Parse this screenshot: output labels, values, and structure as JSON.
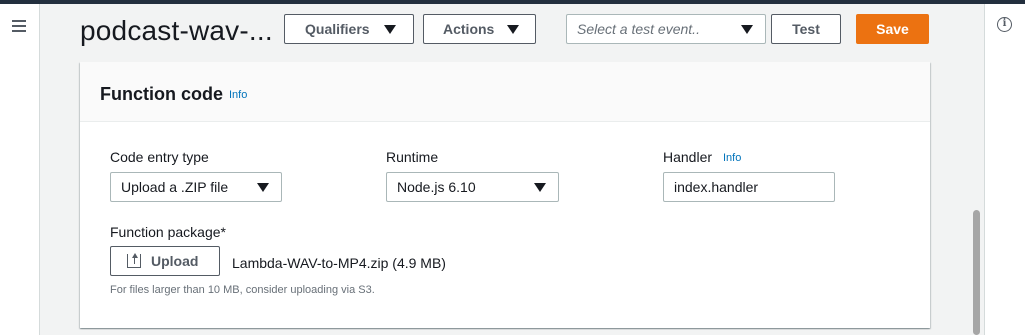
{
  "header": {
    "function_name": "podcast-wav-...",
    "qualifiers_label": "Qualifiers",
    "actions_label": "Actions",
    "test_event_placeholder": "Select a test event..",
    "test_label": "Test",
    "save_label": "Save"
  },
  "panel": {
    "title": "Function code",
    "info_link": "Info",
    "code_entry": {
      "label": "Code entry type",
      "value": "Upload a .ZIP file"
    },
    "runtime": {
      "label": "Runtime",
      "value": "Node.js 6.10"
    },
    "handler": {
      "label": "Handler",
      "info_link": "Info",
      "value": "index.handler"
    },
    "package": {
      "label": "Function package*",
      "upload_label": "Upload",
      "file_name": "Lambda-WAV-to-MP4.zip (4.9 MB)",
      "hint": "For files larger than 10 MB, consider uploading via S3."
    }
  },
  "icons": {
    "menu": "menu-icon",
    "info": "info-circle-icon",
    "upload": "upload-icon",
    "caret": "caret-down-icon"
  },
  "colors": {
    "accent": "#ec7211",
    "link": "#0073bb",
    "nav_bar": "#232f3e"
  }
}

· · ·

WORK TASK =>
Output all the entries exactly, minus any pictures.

EXERCISE SOLUTION =>
Parse this screenshot: output labels, values, and structure as JSON.
{
  "header": {
    "function_name": "podcast-wav-...",
    "qualifiers_label": "Qualifiers",
    "actions_label": "Actions",
    "test_event_placeholder": "Select a test event..",
    "test_label": "Test",
    "save_label": "Save"
  },
  "panel": {
    "title": "Function code",
    "info_link": "Info",
    "code_entry": {
      "label": "Code entry type",
      "value": "Upload a .ZIP file"
    },
    "runtime": {
      "label": "Runtime",
      "value": "Node.js 6.10"
    },
    "handler": {
      "label": "Handler",
      "info_link": "Info",
      "value": "index.handler"
    },
    "package": {
      "label": "Function package*",
      "upload_label": "Upload",
      "file_name": "Lambda-WAV-to-MP4.zip (4.9 MB)",
      "hint": "For files larger than 10 MB, consider uploading via S3."
    }
  },
  "icons": {
    "menu": "menu-icon",
    "info": "info-circle-icon",
    "upload": "upload-icon",
    "caret": "caret-down-icon"
  },
  "colors": {
    "accent": "#ec7211",
    "link": "#0073bb",
    "nav_bar": "#232f3e"
  }
}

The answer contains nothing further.